Documentation

I would very much like to get the GJS documentation browser back online. I hosted it on EC2, but I have run out of free hosting. If you have a server where it can be parked, let me know! (It’s a web app, not static pages, so I can’t just put it on GitHub Pages.) If you want to run the web app locally yourself, you can find instructions here for how I set it up on EC2, on a RHEL 7 box.

Misc.

All that is probably more than I’ll have time for, but here are some of the things that I’d like to get done after that:

  • Update the tutorials on developer.gnome.org to use more modern GJS
  • Better integration with Builder
  • Use structured logging to clean up the “debug topics” mechanism
  • Reduce the list of unreviewed patches in Bugzilla down to 0
  • Find ways to bring in some of the conveniences that Node developers are used to

Chun-wei Fan is working on converting some of the codebase to use C++ smart pointers so that we get the memory leak safety advantages of g_autoptr without losing portability to MSVC.

Build system

The question is inevitable: are we going to switch the build system to Meson? I’m looking forward to it, but no, not until Meson is more mature and some of the open questions about distribution and autobuilding have been answered.

Help!

I think it’s great that once I started contributing, other people soon started contributing too. The 1.48.0 release had way more patches and contributors than 1.46.0, even if you don’t count all the stale patches that I souped up. GNOME’s #javascript IRC channel is starting to be a lively place, compared to how deserted it was last year.

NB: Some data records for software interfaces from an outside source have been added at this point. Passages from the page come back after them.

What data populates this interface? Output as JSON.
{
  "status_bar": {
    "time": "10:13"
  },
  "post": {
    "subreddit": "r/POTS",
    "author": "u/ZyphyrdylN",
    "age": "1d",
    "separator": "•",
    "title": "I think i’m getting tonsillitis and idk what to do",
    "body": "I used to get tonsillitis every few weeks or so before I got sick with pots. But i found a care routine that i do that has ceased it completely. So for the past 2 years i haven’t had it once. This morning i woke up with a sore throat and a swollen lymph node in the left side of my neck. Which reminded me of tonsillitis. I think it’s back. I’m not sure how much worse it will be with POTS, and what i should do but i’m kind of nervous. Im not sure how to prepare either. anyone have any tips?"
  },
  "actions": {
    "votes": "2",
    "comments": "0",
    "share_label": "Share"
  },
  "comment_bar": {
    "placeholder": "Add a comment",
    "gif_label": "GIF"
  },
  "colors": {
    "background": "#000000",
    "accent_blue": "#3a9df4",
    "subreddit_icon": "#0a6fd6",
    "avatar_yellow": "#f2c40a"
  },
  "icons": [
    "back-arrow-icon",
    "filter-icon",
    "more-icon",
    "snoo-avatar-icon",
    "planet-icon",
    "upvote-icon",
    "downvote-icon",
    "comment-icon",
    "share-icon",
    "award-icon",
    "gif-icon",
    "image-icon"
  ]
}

What I’d most like to encourage is for more people to contribute major features so that the above list doesn’t read like¬†a to-do list that’s mostly for me. I’m happy to provide guidance. I think it would be great for GJS to become a more competitive development language for apps using the GNOME technology stack1 and we won’t get there with just me.

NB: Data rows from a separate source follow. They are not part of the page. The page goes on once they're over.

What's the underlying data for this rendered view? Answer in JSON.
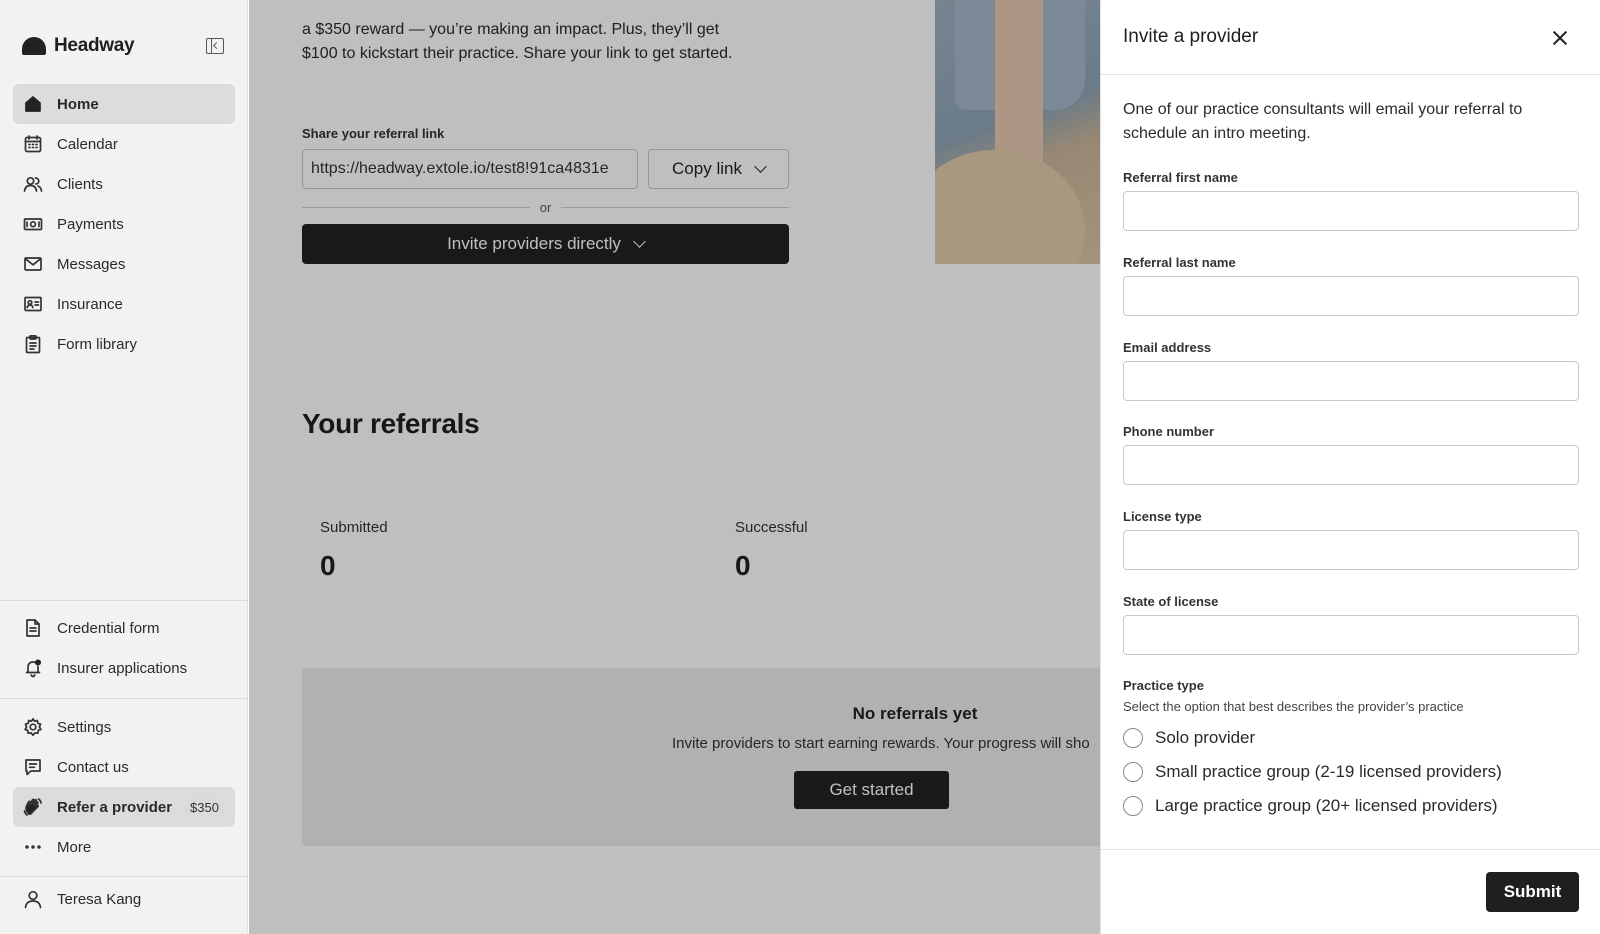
{
  "brand": {
    "name": "Headway",
    "logo_icon": "headway-logo-icon"
  },
  "sidebar": {
    "main_items": [
      {
        "label": "Home",
        "icon": "home-icon",
        "active": true
      },
      {
        "label": "Calendar",
        "icon": "calendar-icon"
      },
      {
        "label": "Clients",
        "icon": "clients-icon"
      },
      {
        "label": "Payments",
        "icon": "payments-icon"
      },
      {
        "label": "Messages",
        "icon": "envelope-icon"
      },
      {
        "label": "Insurance",
        "icon": "id-card-icon"
      },
      {
        "label": "Form library",
        "icon": "clipboard-icon"
      }
    ],
    "mid_items": [
      {
        "label": "Credential form",
        "icon": "document-icon"
      },
      {
        "label": "Insurer applications",
        "icon": "bell-icon"
      }
    ],
    "bottom_items": [
      {
        "label": "Settings",
        "icon": "gear-icon"
      },
      {
        "label": "Contact us",
        "icon": "chat-icon"
      },
      {
        "label": "Refer a provider",
        "icon": "waving-hand-icon",
        "badge": "$350",
        "active": true
      },
      {
        "label": "More",
        "icon": "more-dots-icon"
      }
    ],
    "user": {
      "name": "Teresa Kang",
      "icon": "user-icon"
    }
  },
  "main": {
    "intro_line1": "a $350 reward — you’re making an impact. Plus, they’ll get",
    "intro_line2": "$100 to kickstart their practice. Share your link to get started.",
    "share_label": "Share your referral link",
    "referral_link": "https://headway.extole.io/test8!91ca4831e",
    "copy_link_label": "Copy link",
    "or_text": "or",
    "invite_directly_label": "Invite providers directly",
    "referrals_title": "Your referrals",
    "stats": {
      "submitted_label": "Submitted",
      "submitted_value": "0",
      "successful_label": "Successful",
      "successful_value": "0"
    },
    "empty_state": {
      "title": "No referrals yet",
      "subtitle": "Invite providers to start earning rewards. Your progress will sho",
      "button_label": "Get started"
    }
  },
  "drawer": {
    "title": "Invite a provider",
    "description": "One of our practice consultants will email your referral to schedule an intro meeting.",
    "fields": {
      "first_name_label": "Referral first name",
      "last_name_label": "Referral last name",
      "email_label": "Email address",
      "phone_label": "Phone number",
      "license_type_label": "License type",
      "state_label": "State of license"
    },
    "practice_type": {
      "label": "Practice type",
      "help": "Select the option that best describes the provider’s practice",
      "options": [
        "Solo provider",
        "Small practice group (2-19 licensed providers)",
        "Large practice group (20+ licensed providers)"
      ]
    },
    "submit_label": "Submit"
  }
}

Another way you can help is by using the development version of GJS while developing your apps or GNOME Shell, thereby helping to try out the new features. We had some serious bugs up to, or even past, the last minute in GNOME 3.24, and this seems like the best way to prevent that.

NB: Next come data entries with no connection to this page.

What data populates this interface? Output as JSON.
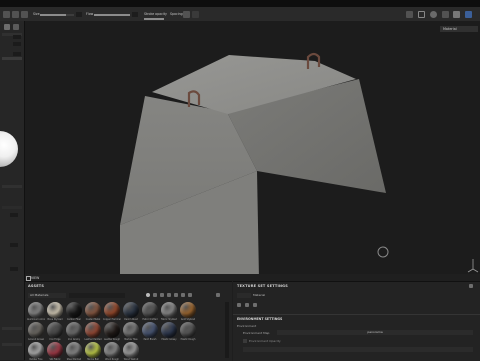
{
  "toolbar": {
    "size_label": "Size",
    "flow_label": "Flow",
    "stroke_opacity_label": "Stroke opacity",
    "spacing_label": "Spacing",
    "size_value": 0.75,
    "flow_value": 1.0,
    "opacity_value": 1.0,
    "spacing_value": 0.1
  },
  "viewport_header": {
    "material_mode": "Material"
  },
  "assets": {
    "title": "ASSETS",
    "filter_label": "All Materials",
    "materials": [
      {
        "name": "Aluminium Amorphous",
        "color": "#8a8a8a"
      },
      {
        "name": "Bone Stylized",
        "color": "#d8cfba"
      },
      {
        "name": "Carbon Fiber",
        "color": "#1a1a1a"
      },
      {
        "name": "Coated Metal",
        "color": "#8b5a43"
      },
      {
        "name": "Copper Hammered",
        "color": "#9b4b2c"
      },
      {
        "name": "Denim Rivet",
        "color": "#2b3544"
      },
      {
        "name": "Fabric Knitted",
        "color": "#5a5a5a"
      },
      {
        "name": "Fabric Stylized",
        "color": "#8d8d8d"
      },
      {
        "name": "Gold Stylized",
        "color": "#a26a31"
      },
      {
        "name": "Ground Gravel",
        "color": "#6e6a64"
      },
      {
        "name": "Iron Forge",
        "color": "#4a4a4a"
      },
      {
        "name": "Iron Grainy",
        "color": "#6f6f6f"
      },
      {
        "name": "Leather Padded",
        "color": "#9a4a35"
      },
      {
        "name": "Leather Rough",
        "color": "#241d1a"
      },
      {
        "name": "Marble Tiles",
        "color": "#7c7c7c"
      },
      {
        "name": "Paint Bluish",
        "color": "#4a5877"
      },
      {
        "name": "Plastic Glossy",
        "color": "#2f3a52"
      },
      {
        "name": "Plastic Rough",
        "color": "#5a5a5a"
      },
      {
        "name": "Rubber Fine",
        "color": "#b3b3b3"
      },
      {
        "name": "Silk Fabric",
        "color": "#a63a48"
      },
      {
        "name": "Steel Painted",
        "color": "#8b8b8b"
      },
      {
        "name": "Tennis Ball",
        "color": "#c4d14a"
      },
      {
        "name": "Wood Rough",
        "color": "#8d8d8d"
      },
      {
        "name": "Wood Walnut",
        "color": "#a3a3a3"
      }
    ]
  },
  "texture_set": {
    "title": "TEXTURE SET SETTINGS",
    "material_tab": "Material",
    "env_header": "ENVIRONMENT SETTINGS",
    "env_mode": "Environment",
    "env_map_label": "Environment Map",
    "env_map_value": "panorama",
    "env_opacity_label": "Environment Opacity"
  },
  "view_tab": "VIEW",
  "colors": {
    "accent": "#4b8df8",
    "concrete_top": "#8f8f8c",
    "concrete_front": "#7f7f7c",
    "concrete_side": "#6e6e6b"
  }
}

Finally, you can help by sharing your experiences with GJS: good and bad. Talk¬†on the mailing list¬†or IRC, or file a bug on bugzilla.gnome.org¬†if there’s something wrong.


[1] In that regard I’d love to prove wrong Michael Catanzaro’s opinion about using GJS: “there‚Äôs no way to change the reality that JavaScript is a terrible language. It has close to zero redeeming features, and many confusing ones.” There is a way! In my opinion ES6 and ES7 have gone a long way towards filling in those potholes. To name just a few, arrow functions mean you can almost always stop caring about the pitfall of what this¬†refers to, and the prospect of doing asynchronous I/O with Promises instead of callbacks actually makes me want to use JS. Of course, in-browser JS is still a terrible language because it has to support the lowest common denominator of Javascripts so that people who haven’t upgraded their browser since Internet Explorer 8 can still visit your website, and that’s why modern web developers preprocess and transpile it to high heaven. But we don’t have to care about all those browser users! ‚Ü©